Netpowder, a mini-server in the browser


The last few weeks I have been working on a little project called Netpowder, a mini-server in the browser. In this post I will give some technical background and give a short demonstration of what it is.


If you want to see the demonstration first, you’ll find it at the end of this post.

When you create a side-project, why do you have to bother with servers? There’s no sensitive information, it’s probably not going to get a lot of traffic, and you just want to show people something quickly.

There are solutions out there, no doubt: containers, Heroku, Wordpress hackery and everything under the sun. Yet I have never found myself using them, for whatever reason. To me that’s a sign that this is something people want, but no one has quite hit on the right combination yet.

There are at least two key principles behind Netpowder, at this stage: (a) you should only have to know the minimum to get the job done and (b) use the already excellent shell to enable more complex tasks.

Netpowder is far from ready, but that’s generally the right time to tell people about it.

What can you do?

In the browser you are presented with three views: an editor, a command prompt, and a log. You can enter simple commands into the command prompt such as open <file>, save and serve <foo>. The inspiration for these commands are the IRC protocol. Eventually they might instead corresponds to other UI elements, such as buttons.

There’s also support for more complex shell commands by writing shell <foo> which runs foo in a shell and returns the standard out to the log window. For example, you can find your nginx.conf file by typing shell locate nginx.conf.

As you type these commands, you get some output in the log view, such as whether a file was opened, or the standard output for some shell command, etc. When you edit text you do it in the editor, which is a standard Codemirror instance.

You can do pretty much anything you could do inside a standard unix-based server. There are limitations for security reasons, but almost all of these are network-based, thanks to the FreeBSD jails system.

Technical overview


It starts with a standard FreeBSD server, where several FreeBSD jails are running. A FreeBSD jail does not have direct access to the Internet, and is a form of operating system virtualization. Each jail thinks it’s its own instance of a FreeBSD server, with root and everything, but it has access only to the private network and can’t see anything else in the other jails. This provides isolation between each jail.
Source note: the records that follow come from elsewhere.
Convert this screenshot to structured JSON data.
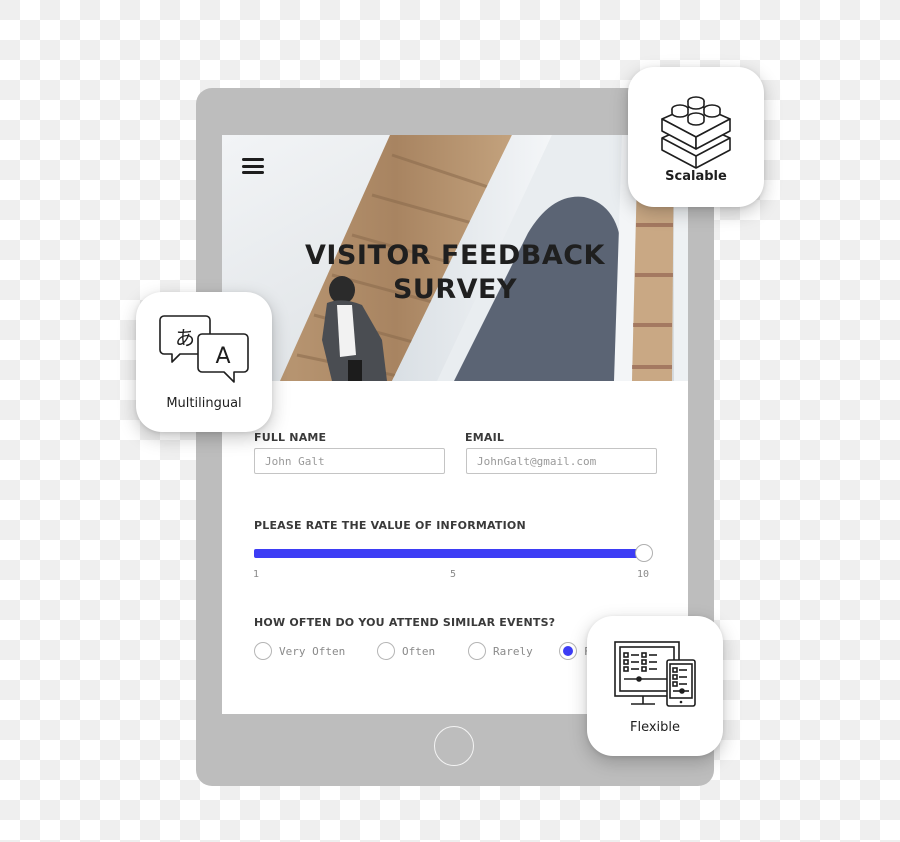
{
  "survey": {
    "menu_icon": "hamburger-menu-icon",
    "title_line1": "VISITOR FEEDBACK",
    "title_line2": "SURVEY",
    "full_name": {
      "label": "FULL NAME",
      "placeholder": "John Galt"
    },
    "email": {
      "label": "EMAIL",
      "placeholder": "JohnGalt@gmail.com"
    },
    "rating": {
      "label": "PLEASE RATE THE VALUE OF INFORMATION",
      "min": 1,
      "max": 10,
      "value": 10,
      "ticks": [
        "1",
        "5",
        "10"
      ]
    },
    "attendance": {
      "label": "HOW OFTEN DO YOU ATTEND SIMILAR EVENTS?",
      "options": [
        {
          "label": "Very Often",
          "checked": false
        },
        {
          "label": "Often",
          "checked": false
        },
        {
          "label": "Rarely",
          "checked": false
        },
        {
          "label": "F",
          "checked": true
        }
      ]
    }
  },
  "features": [
    {
      "label": "Scalable",
      "icon": "lego-bricks-icon"
    },
    {
      "label": "Multilingual",
      "icon": "translation-bubbles-icon"
    },
    {
      "label": "Flexible",
      "icon": "responsive-devices-icon"
    }
  ],
  "colors": {
    "accent": "#3d3df5",
    "tablet_frame": "#bdbdbd",
    "text_dark": "#1f1f1f"
  }
}
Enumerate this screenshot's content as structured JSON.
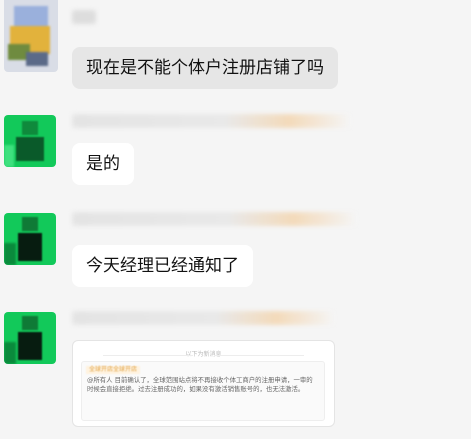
{
  "messages": [
    {
      "type": "text",
      "text": "现在是不能个体户注册店铺了吗",
      "bubble_color": "#e6e6e6"
    },
    {
      "type": "text",
      "text": "是的",
      "bubble_color": "#ffffff"
    },
    {
      "type": "text",
      "text": "今天经理已经通知了",
      "bubble_color": "#ffffff"
    },
    {
      "type": "quote-card",
      "divider": "以下为新消息",
      "tag": "全球开店全球开店",
      "body": "@所有人 目前确认了，全球范围站点将不再接收个体工商户的注册申请，一审的时候会直接拒绝。过去注册成功的，如果没有激活销售账号的，也无法激活。"
    }
  ],
  "colors": {
    "background": "#f5f5f5",
    "bubble": "#ffffff",
    "own_bubble": "#e6e6e6",
    "avatar_green": "#12c95a"
  }
}
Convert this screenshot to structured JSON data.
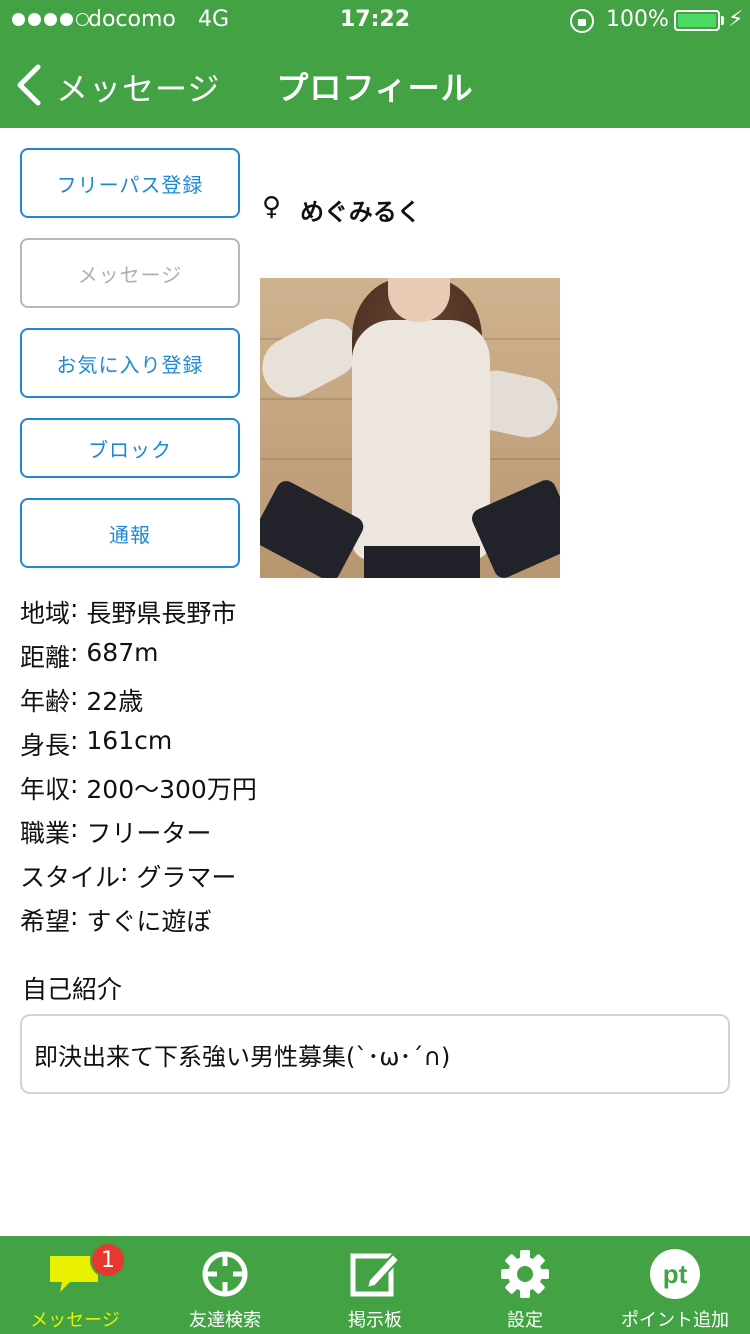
{
  "status_bar": {
    "carrier": "docomo",
    "network": "4G",
    "time": "17:22",
    "battery_percent": "100%",
    "signal_bars": 4
  },
  "nav": {
    "back_label": "メッセージ",
    "title": "プロフィール"
  },
  "actions": {
    "freepass": "フリーパス登録",
    "message": "メッセージ",
    "favorite": "お気に入り登録",
    "block": "ブロック",
    "report": "通報"
  },
  "profile": {
    "gender_symbol": "♀",
    "name": "めぐみるく",
    "photo_icon": "profile-photo",
    "fields": [
      {
        "label": "地域",
        "value": "長野県長野市"
      },
      {
        "label": "距離",
        "value": "687m"
      },
      {
        "label": "年齢",
        "value": "22歳"
      },
      {
        "label": "身長",
        "value": "161cm"
      },
      {
        "label": "年収",
        "value": "200〜300万円"
      },
      {
        "label": "職業",
        "value": "フリーター"
      },
      {
        "label": "スタイル",
        "value": "グラマー"
      },
      {
        "label": "希望",
        "value": "すぐに遊ぼ"
      }
    ],
    "intro_heading": "自己紹介",
    "intro_text": "即決出来て下系強い男性募集(`･ω･´∩)"
  },
  "tabbar": {
    "tabs": [
      {
        "label": "メッセージ",
        "icon": "chat-bubble-icon",
        "badge": "1",
        "active": true
      },
      {
        "label": "友達検索",
        "icon": "crosshair-icon"
      },
      {
        "label": "掲示板",
        "icon": "edit-icon"
      },
      {
        "label": "設定",
        "icon": "gear-icon"
      },
      {
        "label": "ポイント追加",
        "icon": "pt-icon",
        "icon_text": "pt"
      }
    ]
  },
  "colors": {
    "header_green": "#43a344",
    "button_blue": "#1e88d6",
    "active_tab": "#e8f000",
    "badge_red": "#e8372e"
  }
}
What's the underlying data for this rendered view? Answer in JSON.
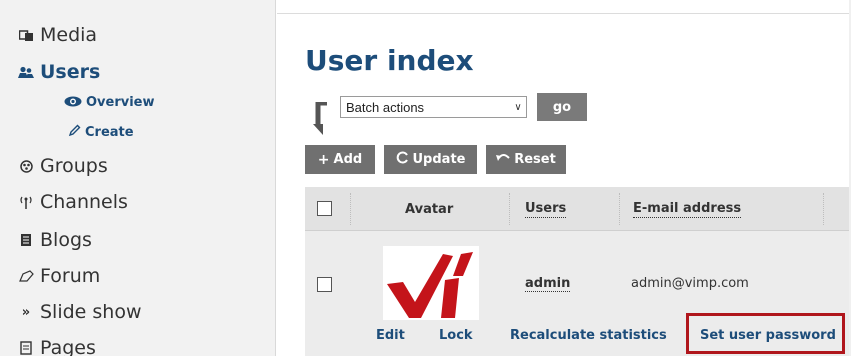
{
  "sidebar": {
    "items": [
      {
        "label": "Media",
        "icon": "media-icon"
      },
      {
        "label": "Users",
        "icon": "users-icon",
        "active": true
      },
      {
        "label": "Groups",
        "icon": "groups-icon"
      },
      {
        "label": "Channels",
        "icon": "channels-icon"
      },
      {
        "label": "Blogs",
        "icon": "blogs-icon"
      },
      {
        "label": "Forum",
        "icon": "forum-icon"
      },
      {
        "label": "Slide show",
        "icon": "slideshow-icon"
      },
      {
        "label": "Pages",
        "icon": "pages-icon"
      }
    ],
    "subitems": [
      {
        "label": "Overview",
        "icon": "eye-icon"
      },
      {
        "label": "Create",
        "icon": "pencil-icon"
      }
    ]
  },
  "main": {
    "title": "User index",
    "batch": {
      "selected": "Batch actions",
      "go_label": "go"
    },
    "toolbar": {
      "add_label": "Add",
      "update_label": "Update",
      "reset_label": "Reset"
    },
    "table": {
      "columns": [
        "Avatar",
        "Users",
        "E-mail address"
      ],
      "rows": [
        {
          "username": "admin",
          "email": "admin@vimp.com",
          "actions": [
            "Edit",
            "Lock",
            "Recalculate statistics",
            "Set user password"
          ]
        }
      ]
    }
  },
  "colors": {
    "accent": "#1d4d7a",
    "highlight": "#b0161c",
    "logo_red": "#c4141a"
  }
}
There are a lot of security details to this, and I’m sure my current configuration is insecure to some attack. Security is tricky, and only time will tell whether this is insurmountable or not. Right now I’m carefully optimistic, given the effort that has gone into making FreeBSD jails secure. (The thing I am currently most unsure about is the packet forwarding, using pf).

There is a reverse proxy running in one of the jails, which forwards HTTP and Websocket (TLS coming soon, right now self-signed certificates are available) connections to the various mini-servers.

Handler and client

Each mini-server has a websocket connection to the browser. It uses websocketd, which reads from standard in and prints to standard out. Attached to this is a handler process written in Racket. This handler takes the IRC-like commands, parses them, and executes the necessary shell utils or system calls to get the right thing to show up on the client. For example, a save operation works as a form of transaction, where we first send a beginop save <filename> message, and then stream the file, line by line, until we get to the end of the file in the browser editor, when we send a endop message. Likewise, the serve command involves a whole lot of hackery with programmatically updating the nginx.conf file using awk, and then reloading it.


There are a lot of interesting things to be done at each level:

  1. The back-end infrastructure for automated creation of jails, taking snapshots, making sure it’s secure and people can’t flood the network, etc.

  2. The handler with defining a usable little language for accomplishing common tasks and wrapping system-calls in a sane manner.

  3. The client in terms of UX discoverability, getting more visual feedback on actions taken, etc.

In short: there’s a lot of work to do.


Here’s a short video demonstration of I/O and hosting a publicly viewable site.